First of all, yes, you should wait until this winter or next spring to order their bridesmaid dresses, you have plenty of time.
And now, the second thing: Yeah, it would be inappropriate, especially in the context of, “you should lose weight so you can look better in your bridesmaid dress.” I get the overall healthiness part you’re concerned about, too, but good luck getting them to hear that, there is no way that can be said nicely. A Come-to-Jesus, Get to Jenny Craig moment is most likely not going to happen, and I wouldn’t even try. Accept what it is not up to you to change.
I would focus on finding them dresses that they are going to make them feel amazing right away, as opposed to ones that would take effort to look amazing in. I have worked with, and know well, many a plus-sized woman who’s been able to rock a formal dress. But you need to make your sisters part of that process – send them pictures of dresses worn by plus size models, Take them shopping. Make sure they find something that they, personally, like and feel that they look good in.
My summer wedding is going to be held in a super rural small town. I am planning the event from several time zones away and one of the most difficult decisions I am facing is my hair and makeup plan.
I have two very good friends that are both attending and each has cosmetics experience. They’ve both offered to assist me on the big day.
While I haven’t said yes to either of them, I haven’t said no either.
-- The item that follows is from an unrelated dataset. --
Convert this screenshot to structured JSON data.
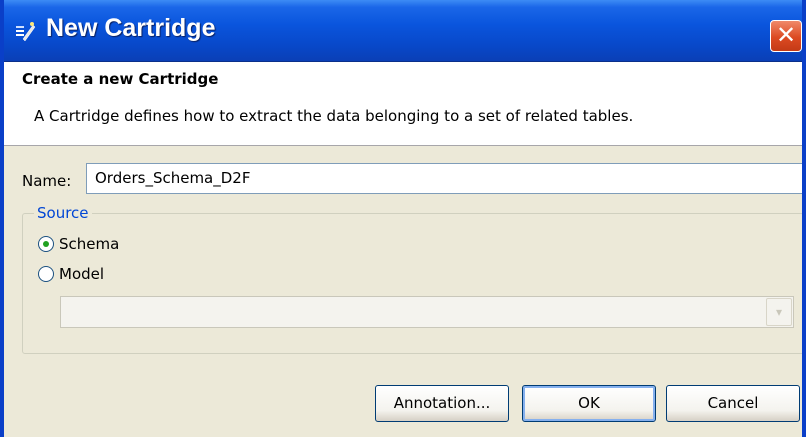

I’m not very makeup savvy, but I am worried style differences between the girls will lead to bad blood at our intimate ceremony.
Should I divide tasks or just choose one over the other? Part of me wants to just blunder through the beauty process by myself just to avoid the drama. Please advise!
Beauty Under Stress
The good news is that even though you’re planning what’s essentially a destination wedding in your home town, the biggest thing you’re worrying about is hair and make-up. Go ahead and brush that dirt off your shoulder, there.
Divide the tasks. Pick one to do your hair and one to do your make-up, and I’d recommend doing a trial with each of them the next time you go out, even if it’s during the week of your wedding. That way, any worries you might have about style will get taken care of, especially if you give them pictures of what you want to look like at your wedding. Think of it as an opportunity to hang out with them a little more, too.
So, where did you find your plus-size bridesmaid dresses? And, how did you pick YOUR hair and make-up stylist? And, most of all, what do you think of my advice? Let me know in the comments below! And if you want to find out more about me and my little part of Wedding World, go to www.silvercharmevents.com.
See you at the end of the aisle,